Encourage the oppressed
Defend the cause of the fatherless
Plead the case of the widow
Isaiah 1:17 (NKJV)
In the first part of this article we looked at what authentic masculinity was not—now let’s look at what it is. I am optimistic that there is a new kind of masculinity taking hold in this country. Men want to lead more rewarding lives and are recognizing that living for others is the path to true satisfaction.
An authentically masculine man puts aside his needs, desires, wants–and sometimes even his dreams–for the benefit of others. He does this without fanfare and frequently without anyone even noticing. His life is not about his individual rights, achievements, or happiness; it’s about making life better for others. His sacrifices are part of his character and give his life significance. He meets these sacrifices with the stoic nobility that God granted all men by right of their birth gender.
A real man has honor. He stands tall as the fierce winds of adversity blow around him. He cherishes and protects women and children. He knows he has an obligation to mentor those who follow in his footsteps. He recognizes his sphere of influence and uses it for good. He understands that life does have fundamental truths and lives his life according to a firm set of principles. He uses his God-given warrior spirit to fight for justice and equality. He stands for something. Too many men today stand for nothing—they are directionless.
Men who exhibit authentic masculinity live lives of significance. They lift up others to help them achieve their potential. They make sacrifices in order to make a difference in the world–for everyone, not just their own family. They have passion and vision and are genuinely interested in giving of themselves for the betterment of others. And they probably don’t make a big production out of doing it either. Men like this are other-centered, not self-centered. They are other-focused instead of self-focused. Authentic men live to a higher standard in life.
In the movie, Kingdom of Heaven, a young widower blacksmith first meets his father as he travels to defend Jerusalem during the Crusades. His father introduces himself to his son for the first time and asks forgiveness for never having been a part of his life. With nothing to keep him in his village after the death of his wife and child, the young man follows his father and trains to become a knight. In the short period they are together before his father’s death, the young man flourishes under his father’s tutelage and follows in his footsteps, becoming a man of honor. Throughout the movie the young knight relies on his father’s instruction and example.
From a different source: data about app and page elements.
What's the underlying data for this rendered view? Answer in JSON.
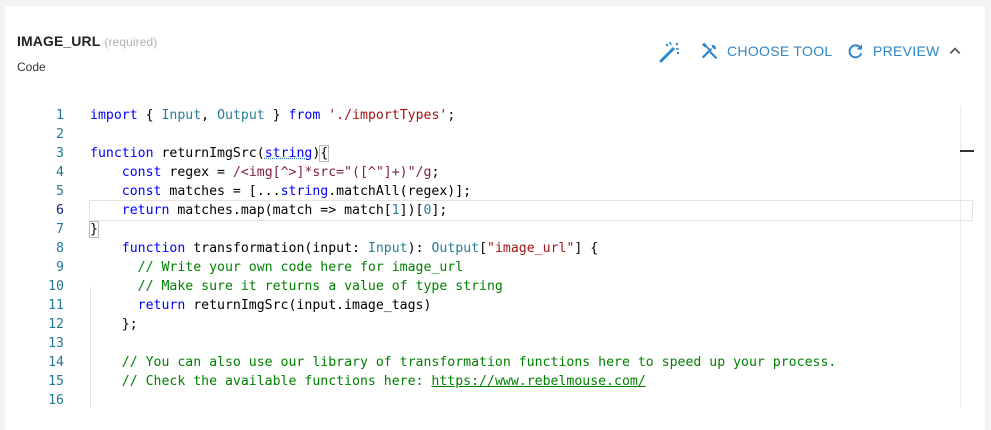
{
  "field": {
    "name": "IMAGE_URL",
    "required_hint": "(required)",
    "type": "Code"
  },
  "toolbar": {
    "wand_icon": "magic-wand-icon",
    "choose_tool_label": "CHOOSE TOOL",
    "preview_label": "PREVIEW",
    "accent_color": "#2f86c8"
  },
  "editor": {
    "line_numbers": [
      "1",
      "2",
      "3",
      "4",
      "5",
      "6",
      "7",
      "8",
      "9",
      "10",
      "11",
      "12",
      "13",
      "14",
      "15",
      "16"
    ],
    "active_line": 6,
    "lines": [
      "import { Input, Output } from './importTypes';",
      "",
      "function returnImgSrc(string){",
      "    const regex = /<img[^>]*src=\"([^\"]+)\"/g;",
      "    const matches = [...string.matchAll(regex)];",
      "    return matches.map(match => match[1])[0];",
      "}",
      "    function transformation(input: Input): Output[\"image_url\"] {",
      "      // Write your own code here for image_url",
      "      // Make sure it returns a value of type string",
      "      return returnImgSrc(input.image_tags)",
      "    };",
      "",
      "    // You can also use our library of transformation functions here to speed up your process.",
      "    // Check the available functions here: https://www.rebelmouse.com/",
      ""
    ],
    "link": "https://www.rebelmouse.com/"
  }
}
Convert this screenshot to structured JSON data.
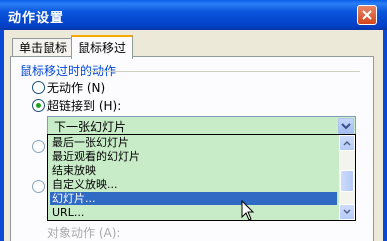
{
  "window": {
    "title": "动作设置"
  },
  "tabs": [
    {
      "label": "单击鼠标",
      "selected": false
    },
    {
      "label": "鼠标移过",
      "selected": true
    }
  ],
  "group": {
    "label": "鼠标移过时的动作"
  },
  "radios": [
    {
      "label": "无动作 (N)",
      "selected": false
    },
    {
      "label": "超链接到 (H):",
      "selected": true
    }
  ],
  "hyperlink_combo": {
    "value": "下一张幻灯片"
  },
  "dropdown_items": [
    {
      "label": "最后一张幻灯片",
      "selected": false
    },
    {
      "label": "最近观看的幻灯片",
      "selected": false
    },
    {
      "label": "结束放映",
      "selected": false
    },
    {
      "label": "自定义放映...",
      "selected": false
    },
    {
      "label": "幻灯片...",
      "selected": true
    },
    {
      "label": "URL...",
      "selected": false
    }
  ],
  "partially_hidden": {
    "label": "对象动作 (A):"
  },
  "colors": {
    "accent": "#316ac5",
    "titlebar": "#0a5ee8",
    "group_label": "#0046d5",
    "list_bg": "#c8ecc8"
  }
}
In one powerful scene near the end of the movie while he is preparing the city of Jerusalem against attack by overwhelming forces, he endows knighthood upon the city’s commoners defending the city by quoting the same oath that his father did to him:
Be without fear in the face of your enemies,
Be brave and upright that God may love thee,
Speak the truth even if it leads to your death,
Safeguard the helpless.
That is your oath!
The local high priest admonishes him by saying, “Who do you think you are? Can you alter the world? Does making a man a knight make him a better fighter?”
As the knight looks him in the eye and boldly proclaims, “Yes!” you can see all the men who have been charged with the challenge to greatness swell with pride and determination. They do in fact know that the expectations and exhortations of greatness can make a man more than he would be without the knowledge of God’s vision for his and every man’s life.
Manhood as defined by the Bible requires men to put the needs and best interests of others before their own. It’s about living sacrificially. A man uses his strength and influence to help others and defend those who cannot defend themselves. Read how manly this verse sounds and how it speaks powerfully to a man’s heart:
“I rescued the poor who cried for help, and the fatherless who had none to assist him…I made the widows heart sing…I was eyes to the blind and feet to the lame. I was father to the needy; I took up the case of the stranger. I broke the fangs of the wicked and snatched the victims from their teeth.” Job 29:12, 13, 15-17 (NIV).
God gives men a mandate throughout the bible to protect women and children and be His representative here on earth. “Religion that God our Father accepts as pure and faultless is this; to look after orphans and widows in their distress” James 1:27 (NIV).
We believe that our Better Dads ministry has the anointing of Isaiah 61 over it, but especially the first verse, “The Spirit of the Lord God is upon me, because the Lord has anointed me to bring good news to the afflicted; He has sent me to bind up the brokenhearted, to proclaim liberty to captives, and freedom to prisoners” Isaiah 61:1 (NKJV). We believe that by helping others we are making a difference in the world, and thus justify our existence on earth.
Authentic men are passionate, fierce, and noble—they care. In fact, they are a little dangerous, but it’s a good dangerous. You might not see this passion on the exterior, but it’s bubbling under pressure just beneath the surface, forcing its way into every area of his life. They have a spiritual longing for adventure, for a battle to fight that’s bigger than themselves, for significance in their lives. Like modern-day gladiators they stand in the ring facing the challenges of life with courage and passion.
When you see a man with a passion for something bigger and nobler than himself, you are looking authentic masculinity in the eye.
For more on this subject pick up a copy of Rick’s book, The Power of a Man: Using Your Influence as a Man of Character, at www.betterdads.net.